One week ago, on November 4th, 2014, the FreeBSD team published security advisory FreeBSD-SA-14:25.setlogin describing an information disclosure vulnerability in setlogin(2) / getlogin(2), which could allow an unprivileged user to disclose kernel memory contents.
This vulnerability (identified as CVE-2014-8476) affects all supported versions of FreeBSD. This is the problem description, taken from the advisory:
When setlogin(2) is called while setting up a new login session, the login name is copied into an uninitialized stack buffer, which is then copied into a buffer of the same size in the session structure. The getlogin(2) system call returns the entire buffer rather than just the
portion occupied by the login name associated with the session.

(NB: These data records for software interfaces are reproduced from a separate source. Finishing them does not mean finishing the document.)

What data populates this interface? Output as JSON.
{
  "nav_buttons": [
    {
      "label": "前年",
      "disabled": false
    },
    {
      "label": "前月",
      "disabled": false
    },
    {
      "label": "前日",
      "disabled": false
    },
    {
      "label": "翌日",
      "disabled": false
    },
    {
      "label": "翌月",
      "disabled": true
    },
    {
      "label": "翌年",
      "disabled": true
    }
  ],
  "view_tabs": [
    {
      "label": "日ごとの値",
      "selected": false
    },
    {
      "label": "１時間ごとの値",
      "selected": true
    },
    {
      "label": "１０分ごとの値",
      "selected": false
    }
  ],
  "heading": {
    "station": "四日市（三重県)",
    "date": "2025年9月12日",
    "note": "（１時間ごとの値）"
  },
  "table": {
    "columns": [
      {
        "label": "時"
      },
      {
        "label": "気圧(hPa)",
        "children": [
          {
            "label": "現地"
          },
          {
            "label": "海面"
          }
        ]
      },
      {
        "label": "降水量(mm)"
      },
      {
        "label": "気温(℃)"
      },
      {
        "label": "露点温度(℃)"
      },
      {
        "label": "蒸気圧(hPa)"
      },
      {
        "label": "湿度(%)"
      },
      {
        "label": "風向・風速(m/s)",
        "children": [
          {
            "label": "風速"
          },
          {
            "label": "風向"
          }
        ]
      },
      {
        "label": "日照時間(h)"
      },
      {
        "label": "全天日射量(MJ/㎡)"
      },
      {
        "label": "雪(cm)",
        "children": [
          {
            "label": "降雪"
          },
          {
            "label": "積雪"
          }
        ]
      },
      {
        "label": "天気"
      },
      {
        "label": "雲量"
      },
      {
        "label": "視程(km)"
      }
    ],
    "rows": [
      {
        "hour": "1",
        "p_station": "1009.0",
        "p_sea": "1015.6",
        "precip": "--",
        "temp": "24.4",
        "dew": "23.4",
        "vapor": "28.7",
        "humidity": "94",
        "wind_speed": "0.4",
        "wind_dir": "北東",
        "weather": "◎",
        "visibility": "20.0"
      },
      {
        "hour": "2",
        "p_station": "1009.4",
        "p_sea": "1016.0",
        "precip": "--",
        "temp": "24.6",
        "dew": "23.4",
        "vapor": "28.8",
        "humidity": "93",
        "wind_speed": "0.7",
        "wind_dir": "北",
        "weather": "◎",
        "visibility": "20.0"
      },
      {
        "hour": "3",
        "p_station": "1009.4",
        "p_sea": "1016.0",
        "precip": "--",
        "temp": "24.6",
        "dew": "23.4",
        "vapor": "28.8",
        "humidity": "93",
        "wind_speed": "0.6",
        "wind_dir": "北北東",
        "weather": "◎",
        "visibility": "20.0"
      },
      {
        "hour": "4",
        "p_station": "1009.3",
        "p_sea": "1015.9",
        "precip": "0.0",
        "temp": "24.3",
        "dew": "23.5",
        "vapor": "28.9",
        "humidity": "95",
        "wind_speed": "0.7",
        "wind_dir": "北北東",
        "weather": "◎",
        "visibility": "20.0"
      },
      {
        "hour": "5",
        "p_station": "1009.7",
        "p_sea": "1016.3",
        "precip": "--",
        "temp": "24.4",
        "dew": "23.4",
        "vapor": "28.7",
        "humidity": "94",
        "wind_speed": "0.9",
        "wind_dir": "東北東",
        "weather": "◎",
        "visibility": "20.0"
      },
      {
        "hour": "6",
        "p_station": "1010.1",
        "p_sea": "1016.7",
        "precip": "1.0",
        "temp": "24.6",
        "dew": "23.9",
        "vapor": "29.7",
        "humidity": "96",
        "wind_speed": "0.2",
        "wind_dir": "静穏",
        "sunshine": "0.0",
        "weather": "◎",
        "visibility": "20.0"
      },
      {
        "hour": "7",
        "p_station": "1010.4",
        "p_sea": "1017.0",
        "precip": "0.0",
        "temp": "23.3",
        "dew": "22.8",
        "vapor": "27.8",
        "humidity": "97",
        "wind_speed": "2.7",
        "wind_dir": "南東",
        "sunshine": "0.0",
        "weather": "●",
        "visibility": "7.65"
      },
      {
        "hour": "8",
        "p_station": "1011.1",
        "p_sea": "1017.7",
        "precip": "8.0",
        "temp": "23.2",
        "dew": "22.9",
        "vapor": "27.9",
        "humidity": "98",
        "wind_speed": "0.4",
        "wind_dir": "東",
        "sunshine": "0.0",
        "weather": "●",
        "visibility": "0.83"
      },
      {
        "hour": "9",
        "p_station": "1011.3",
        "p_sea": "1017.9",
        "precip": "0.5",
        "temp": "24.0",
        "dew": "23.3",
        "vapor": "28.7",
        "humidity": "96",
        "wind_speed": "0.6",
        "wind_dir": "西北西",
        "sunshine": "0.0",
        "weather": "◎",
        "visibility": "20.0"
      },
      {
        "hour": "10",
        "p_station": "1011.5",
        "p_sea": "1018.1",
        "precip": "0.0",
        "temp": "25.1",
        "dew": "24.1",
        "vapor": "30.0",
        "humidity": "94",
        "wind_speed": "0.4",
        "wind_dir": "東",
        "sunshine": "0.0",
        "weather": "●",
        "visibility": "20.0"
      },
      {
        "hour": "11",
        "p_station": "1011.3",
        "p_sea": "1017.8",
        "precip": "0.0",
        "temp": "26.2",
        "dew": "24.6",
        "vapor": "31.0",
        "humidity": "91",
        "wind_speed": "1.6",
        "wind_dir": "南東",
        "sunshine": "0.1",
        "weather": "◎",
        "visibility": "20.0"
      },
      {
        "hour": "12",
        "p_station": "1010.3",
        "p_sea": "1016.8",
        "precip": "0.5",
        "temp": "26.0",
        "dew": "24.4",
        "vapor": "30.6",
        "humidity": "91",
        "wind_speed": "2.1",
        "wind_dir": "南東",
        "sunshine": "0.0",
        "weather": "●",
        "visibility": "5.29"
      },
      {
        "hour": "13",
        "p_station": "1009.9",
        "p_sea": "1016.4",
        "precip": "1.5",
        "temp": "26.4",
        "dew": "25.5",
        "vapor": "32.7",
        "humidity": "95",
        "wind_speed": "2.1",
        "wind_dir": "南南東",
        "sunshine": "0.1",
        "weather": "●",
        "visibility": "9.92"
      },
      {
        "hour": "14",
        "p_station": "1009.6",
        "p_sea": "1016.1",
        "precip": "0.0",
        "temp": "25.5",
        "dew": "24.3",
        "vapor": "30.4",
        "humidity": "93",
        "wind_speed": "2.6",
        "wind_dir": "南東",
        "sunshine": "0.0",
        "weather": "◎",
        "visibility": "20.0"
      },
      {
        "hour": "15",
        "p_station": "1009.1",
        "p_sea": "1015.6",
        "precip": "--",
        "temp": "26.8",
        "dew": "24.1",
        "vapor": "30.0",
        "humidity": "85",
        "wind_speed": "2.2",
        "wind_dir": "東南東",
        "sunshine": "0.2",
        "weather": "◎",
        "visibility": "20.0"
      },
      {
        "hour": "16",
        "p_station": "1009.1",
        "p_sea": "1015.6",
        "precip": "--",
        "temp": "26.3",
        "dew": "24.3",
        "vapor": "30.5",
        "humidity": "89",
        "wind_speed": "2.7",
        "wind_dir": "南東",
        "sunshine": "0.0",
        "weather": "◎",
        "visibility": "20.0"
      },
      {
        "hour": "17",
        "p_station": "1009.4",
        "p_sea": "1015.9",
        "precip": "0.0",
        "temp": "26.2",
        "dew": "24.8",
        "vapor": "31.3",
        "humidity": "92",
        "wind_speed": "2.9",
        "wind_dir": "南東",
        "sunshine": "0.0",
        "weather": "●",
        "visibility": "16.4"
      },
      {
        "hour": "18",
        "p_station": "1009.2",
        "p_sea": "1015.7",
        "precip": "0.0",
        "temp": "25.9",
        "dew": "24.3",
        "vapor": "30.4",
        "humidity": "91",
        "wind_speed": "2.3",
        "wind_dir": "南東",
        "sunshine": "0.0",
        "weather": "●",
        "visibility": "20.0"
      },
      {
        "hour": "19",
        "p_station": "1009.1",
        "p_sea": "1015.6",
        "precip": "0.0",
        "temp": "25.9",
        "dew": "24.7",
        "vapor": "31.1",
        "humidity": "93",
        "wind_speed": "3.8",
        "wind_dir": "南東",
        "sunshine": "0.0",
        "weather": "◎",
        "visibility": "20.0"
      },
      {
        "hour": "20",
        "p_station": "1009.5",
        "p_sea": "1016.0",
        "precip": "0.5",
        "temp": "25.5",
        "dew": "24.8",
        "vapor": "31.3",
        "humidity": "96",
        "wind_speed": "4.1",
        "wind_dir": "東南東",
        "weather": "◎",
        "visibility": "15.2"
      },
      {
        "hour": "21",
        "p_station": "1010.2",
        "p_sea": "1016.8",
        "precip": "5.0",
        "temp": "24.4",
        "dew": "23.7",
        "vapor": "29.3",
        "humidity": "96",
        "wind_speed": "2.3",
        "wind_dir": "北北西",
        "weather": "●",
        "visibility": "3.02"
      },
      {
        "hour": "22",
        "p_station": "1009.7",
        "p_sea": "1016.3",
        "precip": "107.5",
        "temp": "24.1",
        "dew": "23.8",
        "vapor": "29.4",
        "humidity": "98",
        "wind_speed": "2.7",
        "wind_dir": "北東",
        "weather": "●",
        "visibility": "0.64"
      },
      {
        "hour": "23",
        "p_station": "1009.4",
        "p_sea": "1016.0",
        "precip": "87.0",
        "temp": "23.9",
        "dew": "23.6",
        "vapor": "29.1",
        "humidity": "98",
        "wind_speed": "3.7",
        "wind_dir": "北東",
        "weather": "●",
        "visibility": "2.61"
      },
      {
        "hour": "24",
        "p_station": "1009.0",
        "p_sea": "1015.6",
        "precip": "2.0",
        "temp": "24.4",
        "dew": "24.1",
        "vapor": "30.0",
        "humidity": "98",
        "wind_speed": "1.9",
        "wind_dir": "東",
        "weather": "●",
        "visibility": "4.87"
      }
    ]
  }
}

The code of the vulnerable function (getlogin in FreeBSD 8.4, sys_getlogin in newer versions) is located at /sys/kern/kern_prot.c:
About a week late, but here you have my writeups for Stripe CTF 2.0, levels 0 to 6. There were two more levels, but I wasn’t able to complete them.
Congrats to the Stripe guys for the nice work organizing this web-oriented CTF!
Level 0 (SQL Injection)
This level was a web application written using node.js. It was possible to inject SQL code into a vulnerable query, as seen below:
In this post we’ll see how to install Inguma, Bokken, Pyew and Radare2 in Ubuntu 11.10.
Inguma is a penetration testing and vulnerability research toolkit written in Python.
Bokken is a GUI for the Pyew malware analysis tool and the Radare reverse engineering framework, and it’s part of the Inguma project.
Three months ago Core Security posted an advisory regarding a CSRF vulnerability I’ve found in IBM WebSphere Application Server. While preparing the advisory, I’ve investigated some ways to mitigate this class of vulnerability when, for some reason, there’s no patch available for the affected web application. It turned that Cross-Site Request Forgery can be mitigated both on the server side and on the client side.
This is a quick post about a vulnerability I found in Oracle GlassFish Server (CVE-2011-1511), which was published two weeks ago (I know, I’m a bit late).
The Administration Console of Oracle GlassFish Server is prone to an authentication bypass vulnerability, which can be exploited by remote attackers by performing TRACE requests.
You can find the advisory with the analysis of the bug and its technical details here: CORE-2010-1118: Oracle GlassFish Server Administration Console Authentication Bypass.
By the way, the timeline of the advisory deserves some attention!
And if you are asking, yes, this bug can be exploited to create an administrative account on the Glassfish Server and then execute arbitrary code on the vulnerable machine!